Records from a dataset

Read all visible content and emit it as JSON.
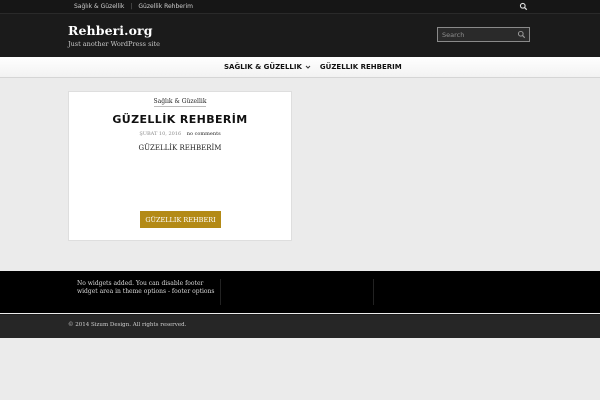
{
  "topbar": {
    "links": [
      "Sağlık & Güzellik",
      "Güzellik Rehberim"
    ],
    "separator": "|",
    "search_icon": "search-icon"
  },
  "header": {
    "site_title": "Rehberi.org",
    "tagline": "Just another WordPress site",
    "search": {
      "placeholder": "Search",
      "icon": "search-icon"
    }
  },
  "mainnav": {
    "items": [
      {
        "label": "SAĞLIK & GÜZELLIK",
        "has_dropdown": true
      },
      {
        "label": "GÜZELLIK REHBERIM",
        "has_dropdown": false
      }
    ]
  },
  "post": {
    "category": "Sağlık & Güzellik",
    "title": "GÜZELLİK REHBERİM",
    "date": "ŞUBAT 10, 2016",
    "comments": "no comments",
    "excerpt": "GÜZELLİK REHBERİM",
    "read_more": "GÜZELLIK REHBERI"
  },
  "footer": {
    "widget_text": "No widgets added. You can disable footer widget area in theme options - footer options",
    "copyright": "© 2014 Sizum Design. All rights reserved."
  },
  "colors": {
    "accent": "#b38a16",
    "header_bg": "#1b1b1b",
    "page_bg": "#ebebeb"
  }
}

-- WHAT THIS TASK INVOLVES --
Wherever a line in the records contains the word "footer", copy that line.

-- SOLUTION BELOW --
  "footer": {
    "widget_text": "No widgets added. You can disable footer widget area in theme options - footer options",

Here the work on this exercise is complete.